Saturday, October 9, 2010

A poem that a lot of people should read. *sigh*

I found this poem when I was browsing through a poetry website the other day.  It's religiously-themed, but I think that anyone who's hopelessly self-righteous about anything, not just their religion, should be made to read it.

Sunday, October 3, 2010

A Chain Protesting Choice

The annual Life Chain demonstration was held today.  That bullshit like this still happens, even though abortion has been legal in Canada for a long time, is a source of never-ending frustration for me.  And although as a general rule I try to keep a fair and open mind about people, I just can't think well of anti-abortion activists and in the past, I've stated why.

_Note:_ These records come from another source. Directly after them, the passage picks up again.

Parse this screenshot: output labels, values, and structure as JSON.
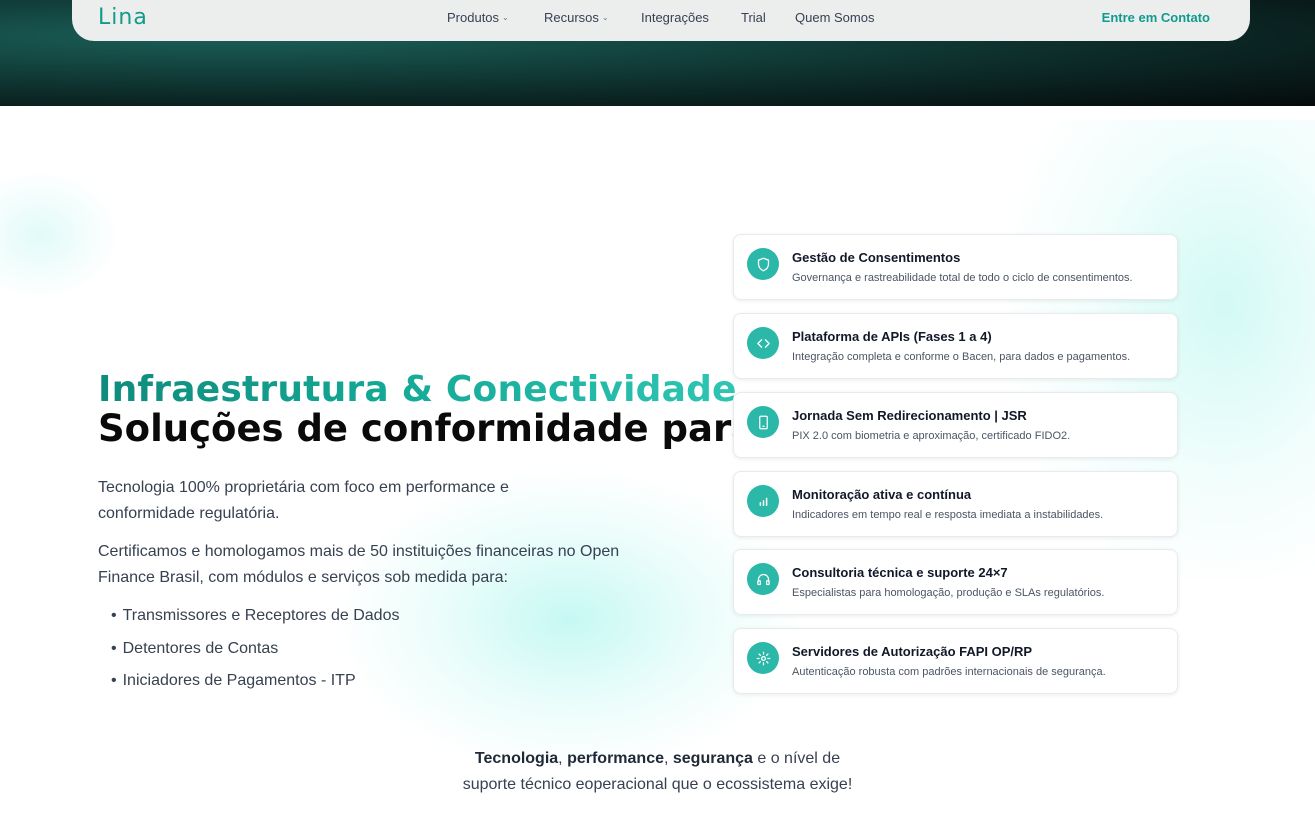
{
  "colors": {
    "brand": "#139a8a",
    "cta": "#0f9b8e",
    "icon_bg": "#2bb8a8",
    "title_gradient_start": "#0f8b7c",
    "title_gradient_end": "#2ec6b3"
  },
  "nav": {
    "logo": "Lina",
    "links": [
      {
        "label": "Produtos",
        "caret": "⌄"
      },
      {
        "label": "Recursos",
        "caret": "⌄"
      },
      {
        "label": "Integrações"
      },
      {
        "label": "Trial"
      },
      {
        "label": "Quem Somos"
      }
    ],
    "cta": "Entre em Contato"
  },
  "hero": {
    "title_line1": "Infraestrutura & Conectividade",
    "title_line2": "Soluções de conformidade para",
    "paragraph1": "Tecnologia 100% proprietária com foco em performance e conformidade regulatória.",
    "paragraph2": "Certificamos e homologamos mais de 50 instituições financeiras no Open Finance Brasil, com módulos e serviços sob medida para:",
    "bullets": [
      "Transmissores e Receptores de Dados",
      "Detentores de Contas",
      "Iniciadores de Pagamentos - ITP"
    ]
  },
  "features": [
    {
      "icon": "shield-icon",
      "title": "Gestão de Consentimentos",
      "description": "Governança e rastreabilidade total de todo o ciclo de consentimentos."
    },
    {
      "icon": "code-icon",
      "title": "Plataforma de APIs (Fases 1 a 4)",
      "description": "Integração completa e conforme o Bacen, para dados e pagamentos."
    },
    {
      "icon": "smartphone-icon",
      "title": "Jornada Sem Redirecionamento | JSR",
      "description": "PIX 2.0 com biometria e aproximação, certificado FIDO2."
    },
    {
      "icon": "bar-chart-icon",
      "title": "Monitoração ativa e contínua",
      "description": "Indicadores em tempo real e resposta imediata a instabilidades."
    },
    {
      "icon": "headphones-icon",
      "title": "Consultoria técnica e suporte 24×7",
      "description": "Especialistas para homologação, produção e SLAs regulatórios."
    },
    {
      "icon": "gear-icon",
      "title": "Servidores de Autorização FAPI OP/RP",
      "description": "Autenticação robusta com padrões internacionais de segurança."
    }
  ],
  "footer": {
    "strong1": "Tecnologia",
    "sep1": ", ",
    "strong2": "performance",
    "sep2": ", ",
    "strong3": "segurança",
    "rest_line1": " e o nível de",
    "line2": "suporte técnico eoperacional que o ecossistema exige!"
  }
}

It's not that I dislike the fact that these people have the right to have this opinion, or that they have the right to express it.  What I deeply and thoroughly object to is that their goal is to take away the possibility that a woman might legally make a choice that they personally disapprove of.

As they say, if you disapprove of abortions, don't have one.  Harrassing women who have abortions, publicly protesting their right to have an abortion and condemning them regardless of the reason why they made the decision to have an abortion is just not right.  Whatever their reason for doing it, they deserve better than the condemnation and self-righteous judgement of people who think that their decisions ought to be everyone else's as well.